- Task description -
Reply solely with the number of lines, in the records underneath, that include the word "JSON".

(Saved entries)
- - - - -
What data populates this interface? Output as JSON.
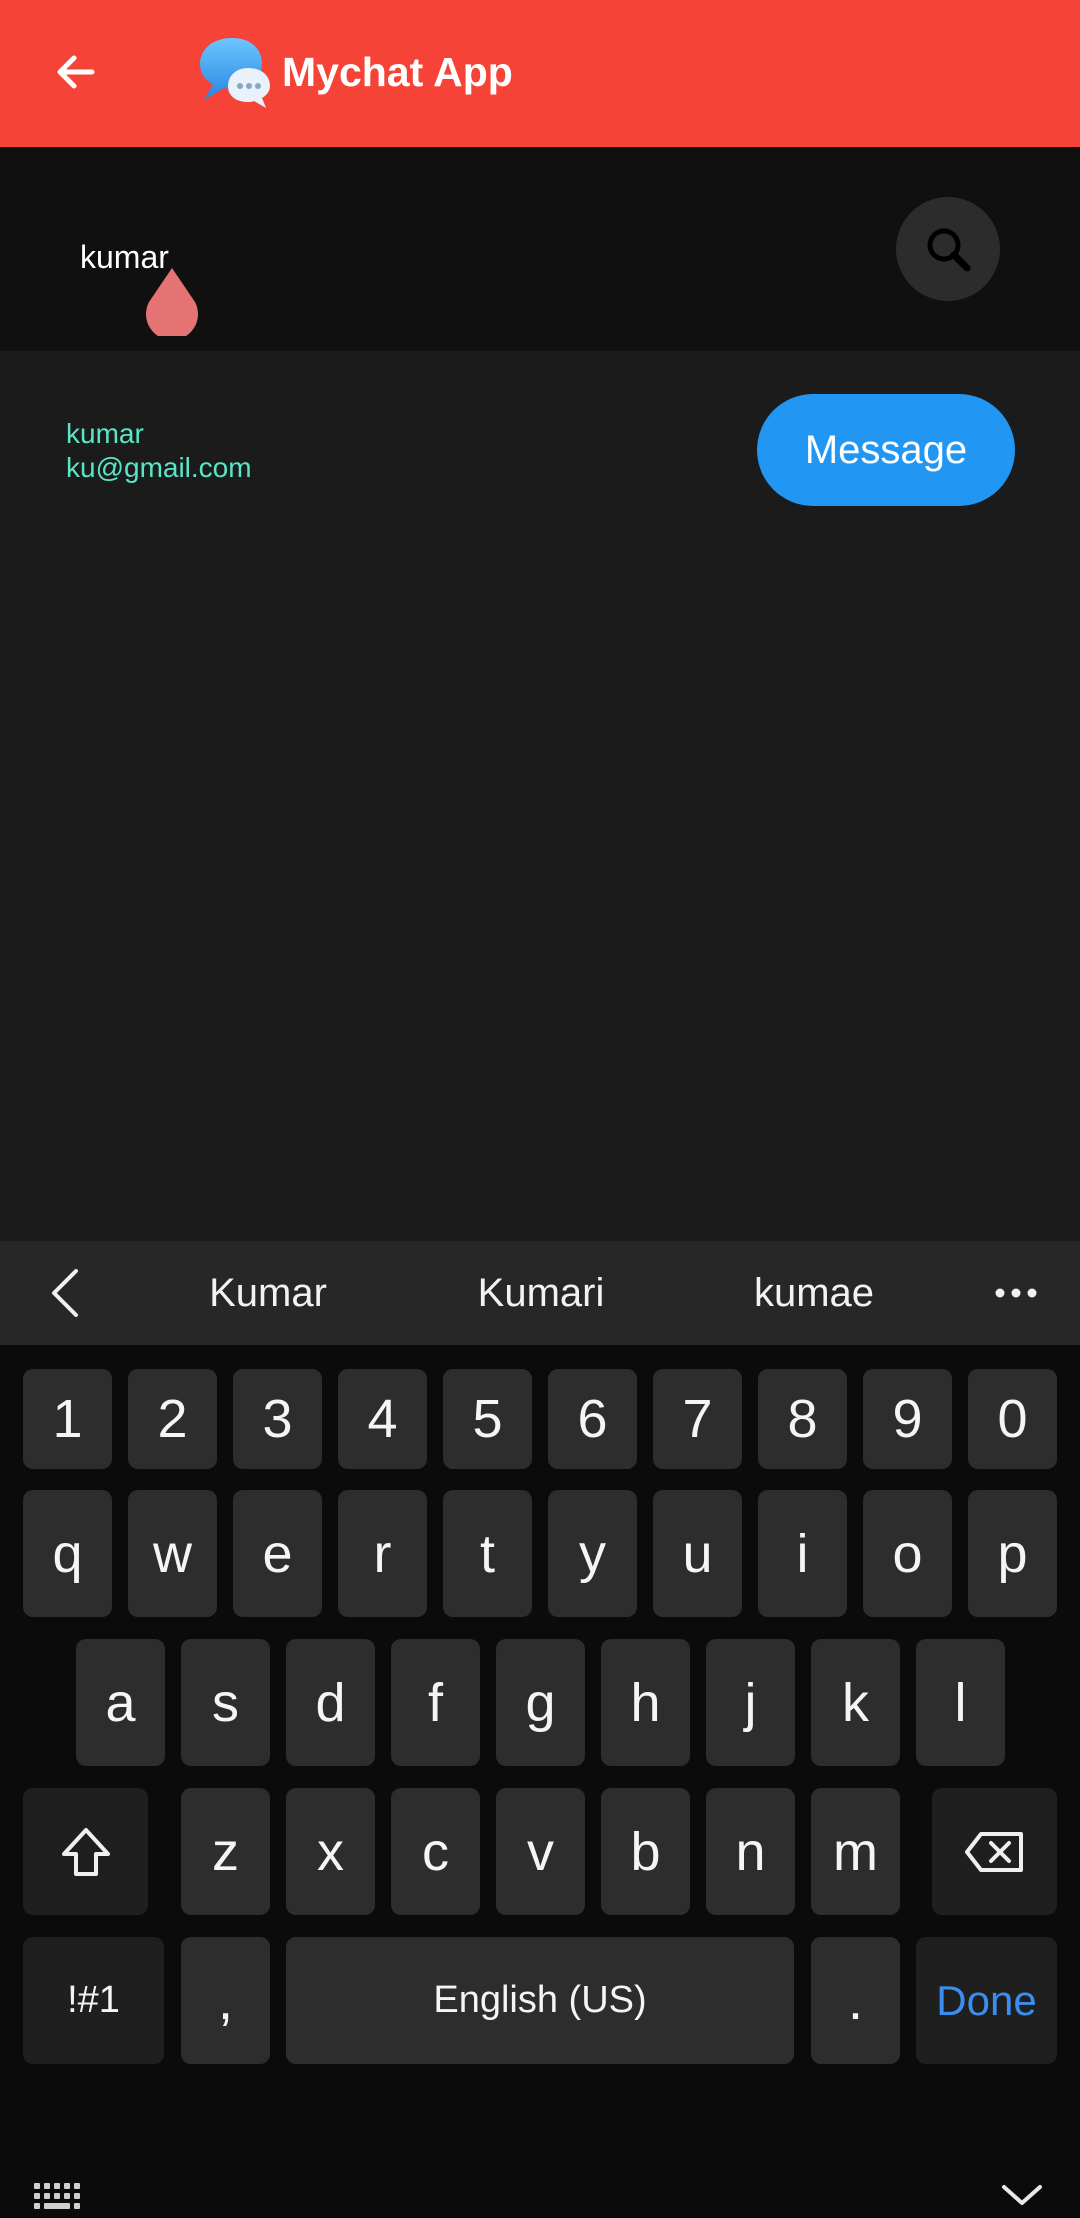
{
  "app": {
    "title": "Mychat App",
    "brand_color": "#f54337",
    "icons": {
      "back": "arrow-left-icon",
      "logo": "chat-bubbles-logo"
    }
  },
  "search": {
    "value": "kumar",
    "button_icon": "search-icon"
  },
  "results": [
    {
      "name": "kumar",
      "email": "ku@gmail.com",
      "action_label": "Message"
    }
  ],
  "keyboard": {
    "suggestions": [
      "Kumar",
      "Kumari",
      "kumae"
    ],
    "rows": {
      "numbers": [
        "1",
        "2",
        "3",
        "4",
        "5",
        "6",
        "7",
        "8",
        "9",
        "0"
      ],
      "row1": [
        "q",
        "w",
        "e",
        "r",
        "t",
        "y",
        "u",
        "i",
        "o",
        "p"
      ],
      "row2": [
        "a",
        "s",
        "d",
        "f",
        "g",
        "h",
        "j",
        "k",
        "l"
      ],
      "row3": [
        "z",
        "x",
        "c",
        "v",
        "b",
        "n",
        "m"
      ]
    },
    "symbols_label": "!#1",
    "comma_label": ",",
    "space_label": "English (US)",
    "period_label": ".",
    "done_label": "Done",
    "done_color": "#3b8ef0"
  }
}
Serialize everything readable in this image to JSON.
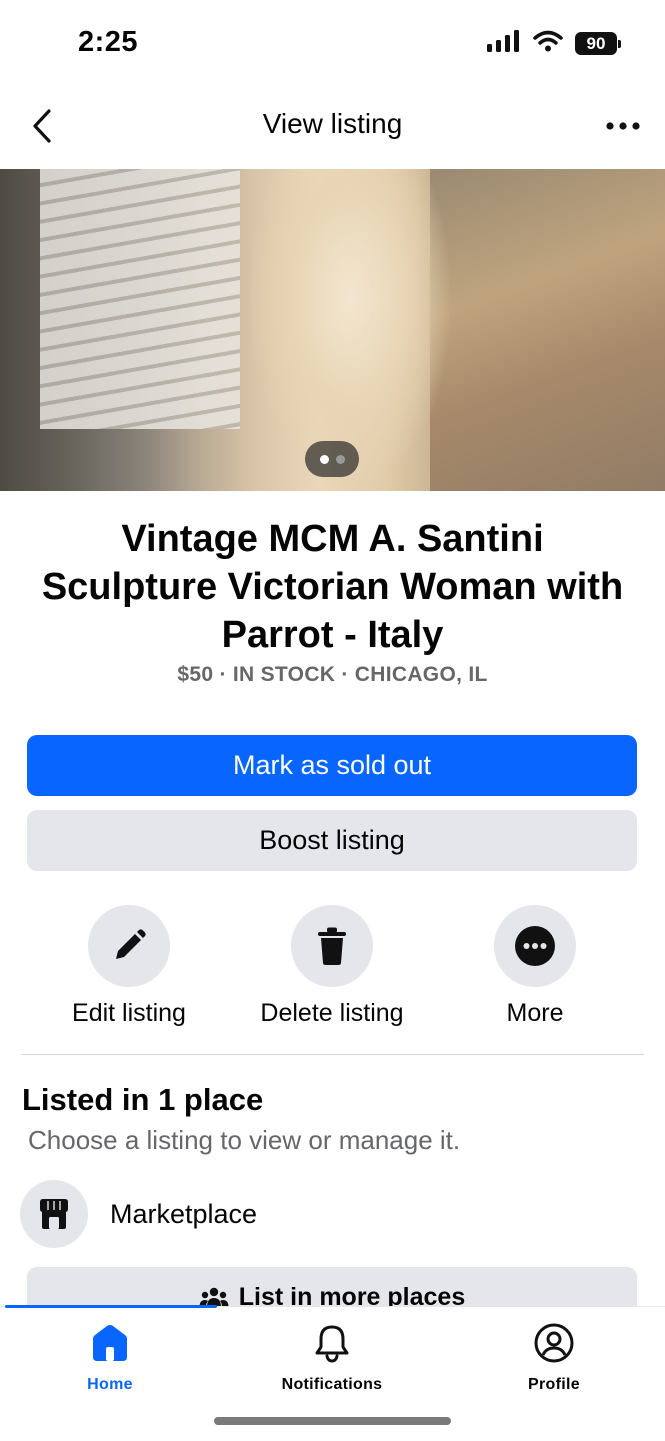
{
  "status_bar": {
    "time": "2:25",
    "battery": "90"
  },
  "header": {
    "title": "View listing"
  },
  "listing": {
    "title": "Vintage MCM A. Santini Sculpture Victorian Woman with Parrot - Italy",
    "subline": "$50 · IN STOCK · CHICAGO, IL",
    "photo_count": 2,
    "photo_index": 1
  },
  "buttons": {
    "mark_sold": "Mark as sold out",
    "boost": "Boost listing"
  },
  "actions": [
    {
      "label": "Edit listing",
      "icon": "pencil-icon"
    },
    {
      "label": "Delete listing",
      "icon": "trash-icon"
    },
    {
      "label": "More",
      "icon": "more-icon"
    }
  ],
  "places": {
    "title": "Listed in 1 place",
    "subtitle": "Choose a listing to view or manage it.",
    "items": [
      {
        "label": "Marketplace",
        "icon": "storefront-icon"
      }
    ],
    "list_more": "List in more places"
  },
  "tabbar": {
    "tabs": [
      {
        "label": "Home",
        "icon": "home-icon",
        "active": true
      },
      {
        "label": "Notifications",
        "icon": "bell-icon",
        "active": false
      },
      {
        "label": "Profile",
        "icon": "profile-icon",
        "active": false
      }
    ]
  },
  "colors": {
    "accent": "#0866ff",
    "secondary_bg": "#e4e6eb",
    "muted_text": "#65676b"
  }
}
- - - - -
- Completed exercise -
2